No. The dance standards are very specific and require a high level of dance execution. Therefore, they are not easily aligned with the physical education standards. For example, a standards-based physical education program may utilize dance forms as part of instruction, but its focus is on fitness and wellness, while a dance class may address various dance techniques and styles. While there are some common elements, it is unlikely that the curricular objectives will align sufficiently. Courses in dance should be used to achieve arts credits. Activities such as Tae-Bo and aerobics should be used to achieve the physical education standards. Furthermore, in grades 6-12, teachers must be considered content specialists and be certified to teach health and physical education. Similarly, teachers who hold a K-12 physical education license may only teach PE. A certified elementary school teacher in grades kindergarten through five can teach any of the CCCS subjects, including health and physical education or dance, as long as the courses do not exceed half of their teaching load.
17. I do not have the physical space to offer a dance class. How am I supposed to do that?
In some instances, safe spaces such as a stage with wooden floors or a gymnasium with resilient floors may have to be shared in order to accommodate instruction. Schools may need to use specialized dance floors (padded or unpadded marly surfaces) to reduce the chance of impact and/or torsion injuries or falls due to slippery surfaces. Dance floors should be properly maintained and periodically treated with disinfectants to prevent infections. In all cases, safety is the predominant concern. If a classroom must be used, it should be as obstruction free as possible. Dancing on concrete or hard outdoor surfaces is not recommended.
18. Do I need to be certified in theater to direct school plays?
No, as long as the play is offered as an extracurricular activity and students do not receive arts credit for participation. However, if the play is part of a theater course, then the director must hold the appropriate teaching license and be highly qualified in theater.
19. Can a creative writing class be used for visual and performing arts credit?
If the course is taught as part of the English/language arts literacy curriculum and is taught by an English teacher, then the course would not be eligible for arts credit.
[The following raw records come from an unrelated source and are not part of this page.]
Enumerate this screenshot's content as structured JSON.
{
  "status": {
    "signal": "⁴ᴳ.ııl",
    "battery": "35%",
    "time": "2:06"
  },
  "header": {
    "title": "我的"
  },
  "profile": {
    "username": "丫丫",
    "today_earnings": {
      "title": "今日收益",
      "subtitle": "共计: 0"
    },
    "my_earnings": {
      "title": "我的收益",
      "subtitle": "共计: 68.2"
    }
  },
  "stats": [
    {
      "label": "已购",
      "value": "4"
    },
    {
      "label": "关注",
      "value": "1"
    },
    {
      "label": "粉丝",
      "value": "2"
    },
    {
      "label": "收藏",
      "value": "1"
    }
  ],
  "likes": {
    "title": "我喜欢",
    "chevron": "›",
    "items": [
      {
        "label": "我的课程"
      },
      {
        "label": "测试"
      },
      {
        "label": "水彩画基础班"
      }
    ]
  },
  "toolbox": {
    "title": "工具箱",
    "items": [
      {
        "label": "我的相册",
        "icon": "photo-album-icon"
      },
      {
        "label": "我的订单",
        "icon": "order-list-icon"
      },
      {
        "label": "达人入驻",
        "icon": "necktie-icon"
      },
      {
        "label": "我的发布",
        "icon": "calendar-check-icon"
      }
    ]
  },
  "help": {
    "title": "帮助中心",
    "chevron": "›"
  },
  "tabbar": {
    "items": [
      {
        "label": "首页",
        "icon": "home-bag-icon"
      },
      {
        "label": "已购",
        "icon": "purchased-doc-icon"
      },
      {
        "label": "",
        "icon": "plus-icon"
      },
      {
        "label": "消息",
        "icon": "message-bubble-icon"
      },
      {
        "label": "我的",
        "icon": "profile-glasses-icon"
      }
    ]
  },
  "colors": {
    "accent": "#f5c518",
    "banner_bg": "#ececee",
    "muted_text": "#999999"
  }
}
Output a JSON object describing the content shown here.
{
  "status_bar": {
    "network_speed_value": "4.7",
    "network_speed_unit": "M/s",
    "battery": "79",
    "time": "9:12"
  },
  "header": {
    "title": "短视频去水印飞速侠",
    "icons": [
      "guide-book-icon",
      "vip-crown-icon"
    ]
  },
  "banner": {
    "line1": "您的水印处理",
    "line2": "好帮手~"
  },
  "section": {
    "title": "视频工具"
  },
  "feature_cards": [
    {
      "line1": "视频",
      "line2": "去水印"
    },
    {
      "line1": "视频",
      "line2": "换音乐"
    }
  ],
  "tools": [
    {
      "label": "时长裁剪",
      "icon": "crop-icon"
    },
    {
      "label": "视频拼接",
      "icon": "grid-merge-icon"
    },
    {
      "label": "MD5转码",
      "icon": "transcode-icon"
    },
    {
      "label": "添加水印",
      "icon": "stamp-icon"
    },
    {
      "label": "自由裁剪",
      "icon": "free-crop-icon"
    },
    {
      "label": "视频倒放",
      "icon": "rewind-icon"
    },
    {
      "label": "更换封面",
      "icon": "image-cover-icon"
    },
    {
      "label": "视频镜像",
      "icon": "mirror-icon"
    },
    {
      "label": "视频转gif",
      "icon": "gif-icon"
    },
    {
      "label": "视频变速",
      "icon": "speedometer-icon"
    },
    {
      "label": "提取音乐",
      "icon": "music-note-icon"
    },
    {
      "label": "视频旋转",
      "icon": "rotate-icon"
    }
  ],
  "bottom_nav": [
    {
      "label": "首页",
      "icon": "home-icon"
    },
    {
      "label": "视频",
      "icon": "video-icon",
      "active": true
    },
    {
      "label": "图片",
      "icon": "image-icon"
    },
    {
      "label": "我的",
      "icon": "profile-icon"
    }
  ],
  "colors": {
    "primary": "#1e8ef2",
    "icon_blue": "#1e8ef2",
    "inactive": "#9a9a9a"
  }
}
However, if the course is in playwriting and is taught by a theater-certified instructor, then the course can count.
20. Can courses in photography, graphic arts, costume design, or jewelry-making be used for arts credit?
The New Jersey Core Curriculum Content Standards (NJCCCS) define the visual and performing arts as dance, music, theatre, and the visual arts. Courses such as photography, graphic arts, costume design, or jewelry-making may fulfill the graduation requirement if they are aligned to the cumulative progress indicators articulated in the NJCCCS for the Visual & Performing Arts. The course must be taught from an aesthetic foundation as a function of creating art versus technical production. Teachers must be certified in the specific arts domains for which they are delivering instruction. All three of the above conditions must be met in order for the course to receive arts credit.